━━━ DATA SUPPLIED ━━━
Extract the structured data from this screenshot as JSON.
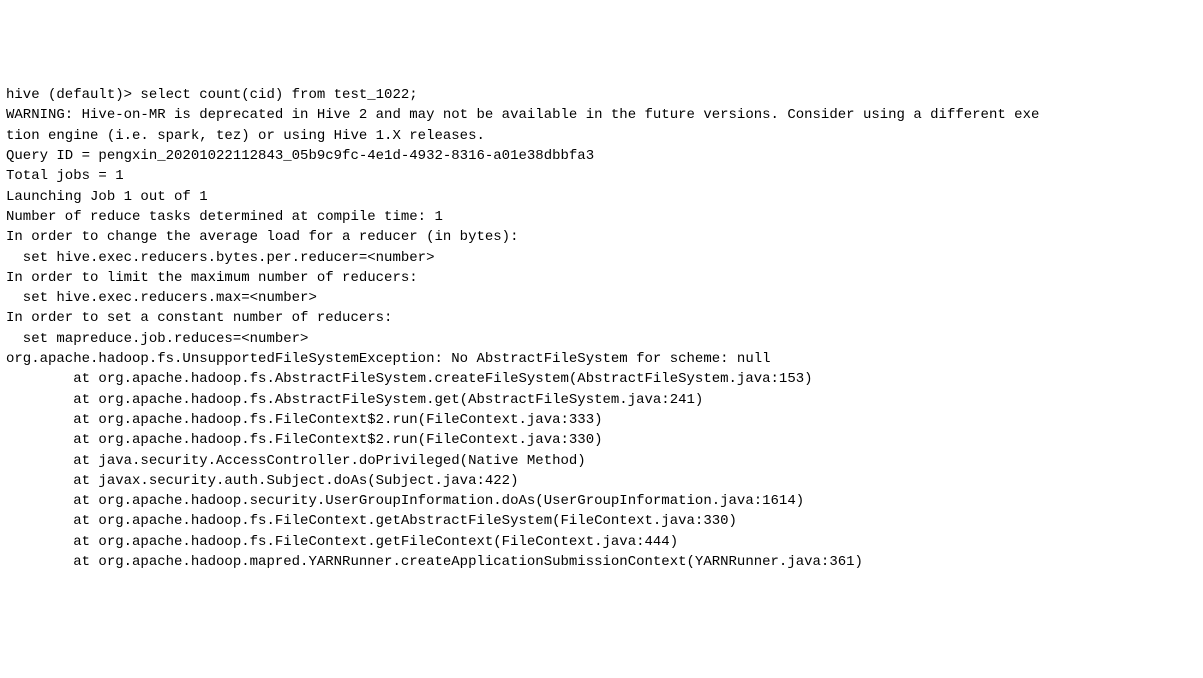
{
  "terminal": {
    "lines": [
      "hive (default)> select count(cid) from test_1022;",
      "WARNING: Hive-on-MR is deprecated in Hive 2 and may not be available in the future versions. Consider using a different exe",
      "tion engine (i.e. spark, tez) or using Hive 1.X releases.",
      "Query ID = pengxin_20201022112843_05b9c9fc-4e1d-4932-8316-a01e38dbbfa3",
      "Total jobs = 1",
      "Launching Job 1 out of 1",
      "Number of reduce tasks determined at compile time: 1",
      "In order to change the average load for a reducer (in bytes):",
      "  set hive.exec.reducers.bytes.per.reducer=<number>",
      "In order to limit the maximum number of reducers:",
      "  set hive.exec.reducers.max=<number>",
      "In order to set a constant number of reducers:",
      "  set mapreduce.job.reduces=<number>",
      "org.apache.hadoop.fs.UnsupportedFileSystemException: No AbstractFileSystem for scheme: null",
      "        at org.apache.hadoop.fs.AbstractFileSystem.createFileSystem(AbstractFileSystem.java:153)",
      "        at org.apache.hadoop.fs.AbstractFileSystem.get(AbstractFileSystem.java:241)",
      "        at org.apache.hadoop.fs.FileContext$2.run(FileContext.java:333)",
      "        at org.apache.hadoop.fs.FileContext$2.run(FileContext.java:330)",
      "        at java.security.AccessController.doPrivileged(Native Method)",
      "        at javax.security.auth.Subject.doAs(Subject.java:422)",
      "        at org.apache.hadoop.security.UserGroupInformation.doAs(UserGroupInformation.java:1614)",
      "        at org.apache.hadoop.fs.FileContext.getAbstractFileSystem(FileContext.java:330)",
      "        at org.apache.hadoop.fs.FileContext.getFileContext(FileContext.java:444)",
      "        at org.apache.hadoop.mapred.YARNRunner.createApplicationSubmissionContext(YARNRunner.java:361)"
    ]
  }
}
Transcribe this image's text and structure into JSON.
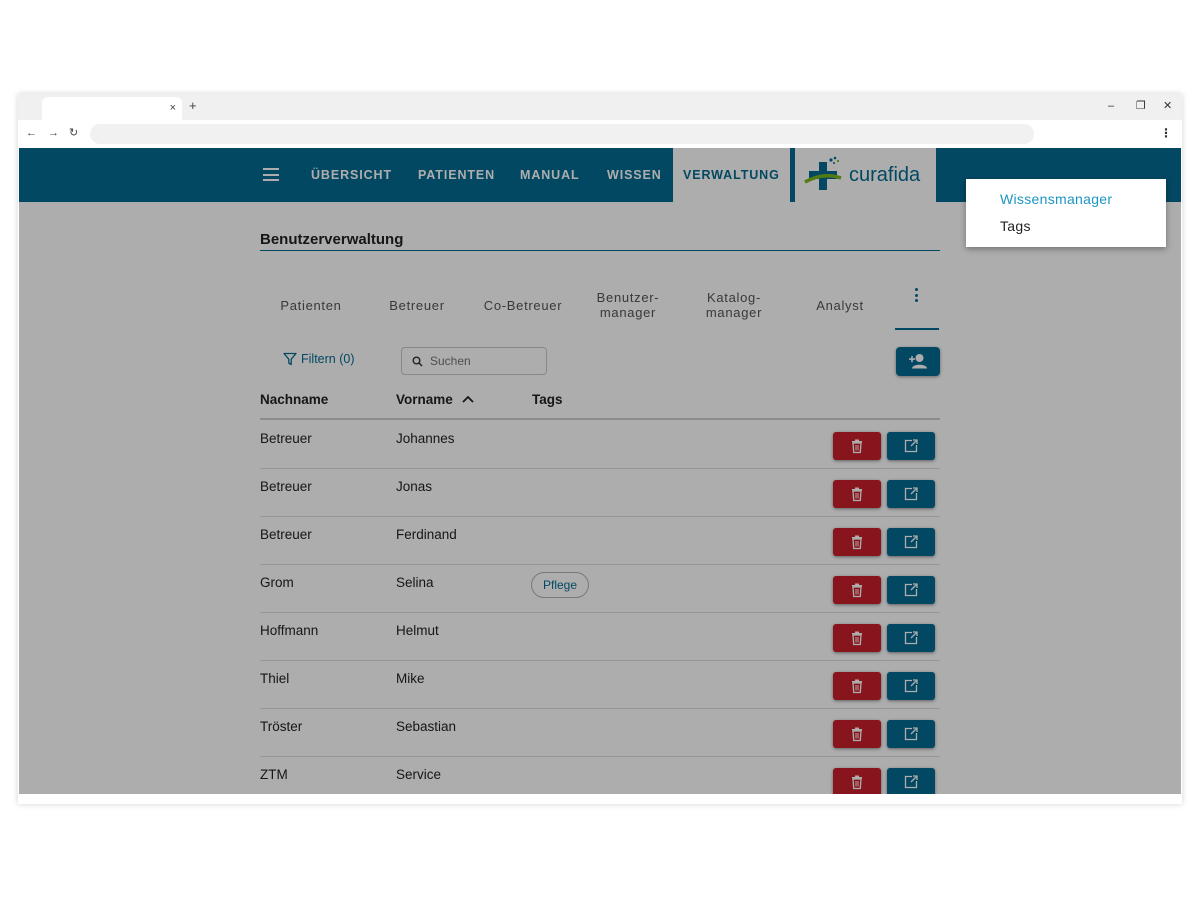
{
  "browser": {
    "tab_close": "×",
    "new_tab": "+",
    "minimize": "–",
    "restore": "❐",
    "close": "✕",
    "back": "←",
    "forward": "→",
    "reload": "↻",
    "menu": "⋮"
  },
  "nav": {
    "items": [
      {
        "label": "ÜBERSICHT"
      },
      {
        "label": "PATIENTEN"
      },
      {
        "label": "MANUAL"
      },
      {
        "label": "WISSEN"
      },
      {
        "label": "VERWALTUNG",
        "active": true
      }
    ],
    "logo_text": "curafida"
  },
  "page": {
    "title": "Benutzerverwaltung"
  },
  "subtabs": [
    {
      "label": "Patienten"
    },
    {
      "label": "Betreuer"
    },
    {
      "label": "Co-Betreuer"
    },
    {
      "label": "Benutzer-\nmanager"
    },
    {
      "label": "Katalog-\nmanager"
    },
    {
      "label": "Analyst"
    }
  ],
  "toolbar": {
    "filter_label": "Filtern (0)",
    "search_placeholder": "Suchen"
  },
  "table": {
    "columns": [
      "Nachname",
      "Vorname",
      "Tags"
    ],
    "sort_column": "Vorname",
    "sort_direction": "ascending",
    "rows": [
      {
        "nachname": "Betreuer",
        "vorname": "Johannes",
        "tags": []
      },
      {
        "nachname": "Betreuer",
        "vorname": "Jonas",
        "tags": []
      },
      {
        "nachname": "Betreuer",
        "vorname": "Ferdinand",
        "tags": []
      },
      {
        "nachname": "Grom",
        "vorname": "Selina",
        "tags": [
          "Pflege"
        ]
      },
      {
        "nachname": "Hoffmann",
        "vorname": "Helmut",
        "tags": []
      },
      {
        "nachname": "Thiel",
        "vorname": "Mike",
        "tags": []
      },
      {
        "nachname": "Tröster",
        "vorname": "Sebastian",
        "tags": []
      },
      {
        "nachname": "ZTM",
        "vorname": "Service",
        "tags": []
      }
    ]
  },
  "overflow_menu": {
    "items": [
      {
        "label": "Wissensmanager",
        "highlighted": true
      },
      {
        "label": "Tags"
      }
    ]
  },
  "colors": {
    "primary": "#056b91",
    "danger": "#c9202c",
    "logo_green": "#7ab51d"
  }
}
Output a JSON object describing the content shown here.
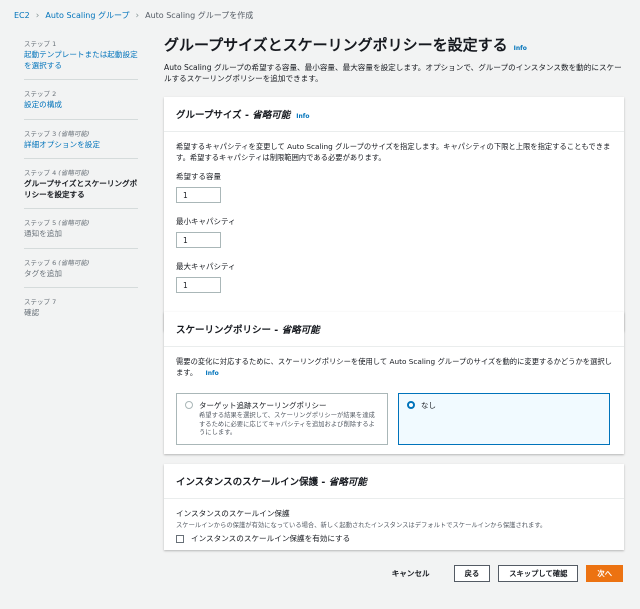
{
  "breadcrumb": {
    "items": [
      "EC2",
      "Auto Scaling グループ"
    ],
    "current": "Auto Scaling グループを作成"
  },
  "sidebar": {
    "steps": [
      {
        "num": "ステップ 1",
        "optional": "",
        "title": "起動テンプレートまたは起動設定を選択する",
        "state": "link"
      },
      {
        "num": "ステップ 2",
        "optional": "",
        "title": "設定の構成",
        "state": "link"
      },
      {
        "num": "ステップ 3",
        "optional": "(省略可能)",
        "title": "詳細オプションを設定",
        "state": "link"
      },
      {
        "num": "ステップ 4",
        "optional": "(省略可能)",
        "title": "グループサイズとスケーリングポリシーを設定する",
        "state": "current"
      },
      {
        "num": "ステップ 5",
        "optional": "(省略可能)",
        "title": "通知を追加",
        "state": "disabled"
      },
      {
        "num": "ステップ 6",
        "optional": "(省略可能)",
        "title": "タグを追加",
        "state": "disabled"
      },
      {
        "num": "ステップ 7",
        "optional": "",
        "title": "確認",
        "state": "disabled"
      }
    ]
  },
  "main": {
    "title": "グループサイズとスケーリングポリシーを設定する",
    "info": "Info",
    "description": "Auto Scaling グループの希望する容量、最小容量、最大容量を設定します。オプションで、グループのインスタンス数を動的にスケールするスケーリングポリシーを追加できます。"
  },
  "group_size": {
    "title": "グループサイズ - ",
    "optional": "省略可能",
    "info": "Info",
    "description": "希望するキャパシティを変更して Auto Scaling グループのサイズを指定します。キャパシティの下限と上限を指定することもできます。希望するキャパシティは制限範囲内である必要があります。",
    "desired_label": "希望する容量",
    "desired_value": "1",
    "min_label": "最小キャパシティ",
    "min_value": "1",
    "max_label": "最大キャパシティ",
    "max_value": "1"
  },
  "scaling_policy": {
    "title": "スケーリングポリシー - ",
    "optional": "省略可能",
    "description": "需要の変化に対応するために、スケーリングポリシーを使用して Auto Scaling グループのサイズを動的に変更するかどうかを選択します。",
    "info": "Info",
    "option_target": {
      "title": "ターゲット追跡スケーリングポリシー",
      "desc": "希望する結果を選択して、スケーリングポリシーが結果を達成するために必要に応じてキャパシティを追加および削除するようにします。"
    },
    "option_none": {
      "title": "なし"
    }
  },
  "scale_in": {
    "title": "インスタンスのスケールイン保護 - ",
    "optional": "省略可能",
    "sub_title": "インスタンスのスケールイン保護",
    "sub_desc": "スケールインからの保護が有効になっている場合、新しく起動されたインスタンスはデフォルトでスケールインから保護されます。",
    "checkbox_label": "インスタンスのスケールイン保護を有効にする"
  },
  "footer": {
    "cancel": "キャンセル",
    "back": "戻る",
    "skip": "スキップして確認",
    "next": "次へ"
  }
}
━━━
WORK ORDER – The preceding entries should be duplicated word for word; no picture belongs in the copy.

EXERCISE RESPONSE –
Extract the structured data from this screenshot as JSON.
{
  "terminal": {
    "lines": [
      "hive (default)> select count(cid) from test_1022;",
      "WARNING: Hive-on-MR is deprecated in Hive 2 and may not be available in the future versions. Consider using a different exe",
      "tion engine (i.e. spark, tez) or using Hive 1.X releases.",
      "Query ID = pengxin_20201022112843_05b9c9fc-4e1d-4932-8316-a01e38dbbfa3",
      "Total jobs = 1",
      "Launching Job 1 out of 1",
      "Number of reduce tasks determined at compile time: 1",
      "In order to change the average load for a reducer (in bytes):",
      "  set hive.exec.reducers.bytes.per.reducer=<number>",
      "In order to limit the maximum number of reducers:",
      "  set hive.exec.reducers.max=<number>",
      "In order to set a constant number of reducers:",
      "  set mapreduce.job.reduces=<number>",
      "org.apache.hadoop.fs.UnsupportedFileSystemException: No AbstractFileSystem for scheme: null",
      "        at org.apache.hadoop.fs.AbstractFileSystem.createFileSystem(AbstractFileSystem.java:153)",
      "        at org.apache.hadoop.fs.AbstractFileSystem.get(AbstractFileSystem.java:241)",
      "        at org.apache.hadoop.fs.FileContext$2.run(FileContext.java:333)",
      "        at org.apache.hadoop.fs.FileContext$2.run(FileContext.java:330)",
      "        at java.security.AccessController.doPrivileged(Native Method)",
      "        at javax.security.auth.Subject.doAs(Subject.java:422)",
      "        at org.apache.hadoop.security.UserGroupInformation.doAs(UserGroupInformation.java:1614)",
      "        at org.apache.hadoop.fs.FileContext.getAbstractFileSystem(FileContext.java:330)",
      "        at org.apache.hadoop.fs.FileContext.getFileContext(FileContext.java:444)",
      "        at org.apache.hadoop.mapred.YARNRunner.createApplicationSubmissionContext(YARNRunner.java:361)"
    ]
  }
}
Transcribe this image's text and structure into JSON.
{
  "browser": {
    "tab_close": "×",
    "new_tab": "+",
    "minimize": "–",
    "restore": "❐",
    "close": "✕",
    "back": "←",
    "forward": "→",
    "reload": "↻",
    "menu": "⋮"
  },
  "nav": {
    "items": [
      {
        "label": "ÜBERSICHT"
      },
      {
        "label": "PATIENTEN"
      },
      {
        "label": "MANUAL"
      },
      {
        "label": "WISSEN"
      },
      {
        "label": "VERWALTUNG",
        "active": true
      }
    ],
    "logo_text": "curafida"
  },
  "page": {
    "title": "Benutzerverwaltung"
  },
  "subtabs": [
    {
      "label": "Patienten"
    },
    {
      "label": "Betreuer"
    },
    {
      "label": "Co-Betreuer"
    },
    {
      "label": "Benutzer-\nmanager"
    },
    {
      "label": "Katalog-\nmanager"
    },
    {
      "label": "Analyst"
    }
  ],
  "toolbar": {
    "filter_label": "Filtern (0)",
    "search_placeholder": "Suchen"
  },
  "table": {
    "columns": [
      "Nachname",
      "Vorname",
      "Tags"
    ],
    "sort_column": "Vorname",
    "sort_direction": "ascending",
    "rows": [
      {
        "nachname": "Betreuer",
        "vorname": "Johannes",
        "tags": []
      },
      {
        "nachname": "Betreuer",
        "vorname": "Jonas",
        "tags": []
      },
      {
        "nachname": "Betreuer",
        "vorname": "Ferdinand",
        "tags": []
      },
      {
        "nachname": "Grom",
        "vorname": "Selina",
        "tags": [
          "Pflege"
        ]
      },
      {
        "nachname": "Hoffmann",
        "vorname": "Helmut",
        "tags": []
      },
      {
        "nachname": "Thiel",
        "vorname": "Mike",
        "tags": []
      },
      {
        "nachname": "Tröster",
        "vorname": "Sebastian",
        "tags": []
      },
      {
        "nachname": "ZTM",
        "vorname": "Service",
        "tags": []
      }
    ]
  },
  "overflow_menu": {
    "items": [
      {
        "label": "Wissensmanager",
        "highlighted": true
      },
      {
        "label": "Tags"
      }
    ]
  },
  "colors": {
    "primary": "#056b91",
    "danger": "#c9202c",
    "logo_green": "#7ab51d"
  }
}
Output a JSON object describing the content shown here.
{
  "breadcrumb": {
    "items": [
      "EC2",
      "Auto Scaling グループ"
    ],
    "current": "Auto Scaling グループを作成"
  },
  "sidebar": {
    "steps": [
      {
        "num": "ステップ 1",
        "optional": "",
        "title": "起動テンプレートまたは起動設定を選択する",
        "state": "link"
      },
      {
        "num": "ステップ 2",
        "optional": "",
        "title": "設定の構成",
        "state": "link"
      },
      {
        "num": "ステップ 3",
        "optional": "(省略可能)",
        "title": "詳細オプションを設定",
        "state": "link"
      },
      {
        "num": "ステップ 4",
        "optional": "(省略可能)",
        "title": "グループサイズとスケーリングポリシーを設定する",
        "state": "current"
      },
      {
        "num": "ステップ 5",
        "optional": "(省略可能)",
        "title": "通知を追加",
        "state": "disabled"
      },
      {
        "num": "ステップ 6",
        "optional": "(省略可能)",
        "title": "タグを追加",
        "state": "disabled"
      },
      {
        "num": "ステップ 7",
        "optional": "",
        "title": "確認",
        "state": "disabled"
      }
    ]
  },
  "main": {
    "title": "グループサイズとスケーリングポリシーを設定する",
    "info": "Info",
    "description": "Auto Scaling グループの希望する容量、最小容量、最大容量を設定します。オプションで、グループのインスタンス数を動的にスケールするスケーリングポリシーを追加できます。"
  },
  "group_size": {
    "title": "グループサイズ - ",
    "optional": "省略可能",
    "info": "Info",
    "description": "希望するキャパシティを変更して Auto Scaling グループのサイズを指定します。キャパシティの下限と上限を指定することもできます。希望するキャパシティは制限範囲内である必要があります。",
    "desired_label": "希望する容量",
    "desired_value": "1",
    "min_label": "最小キャパシティ",
    "min_value": "1",
    "max_label": "最大キャパシティ",
    "max_value": "1"
  },
  "scaling_policy": {
    "title": "スケーリングポリシー - ",
    "optional": "省略可能",
    "description": "需要の変化に対応するために、スケーリングポリシーを使用して Auto Scaling グループのサイズを動的に変更するかどうかを選択します。",
    "info": "Info",
    "option_target": {
      "title": "ターゲット追跡スケーリングポリシー",
      "desc": "希望する結果を選択して、スケーリングポリシーが結果を達成するために必要に応じてキャパシティを追加および削除するようにします。"
    },
    "option_none": {
      "title": "なし"
    }
  },
  "scale_in": {
    "title": "インスタンスのスケールイン保護 - ",
    "optional": "省略可能",
    "sub_title": "インスタンスのスケールイン保護",
    "sub_desc": "スケールインからの保護が有効になっている場合、新しく起動されたインスタンスはデフォルトでスケールインから保護されます。",
    "checkbox_label": "インスタンスのスケールイン保護を有効にする"
  },
  "footer": {
    "cancel": "キャンセル",
    "back": "戻る",
    "skip": "スキップして確認",
    "next": "次へ"
  }
}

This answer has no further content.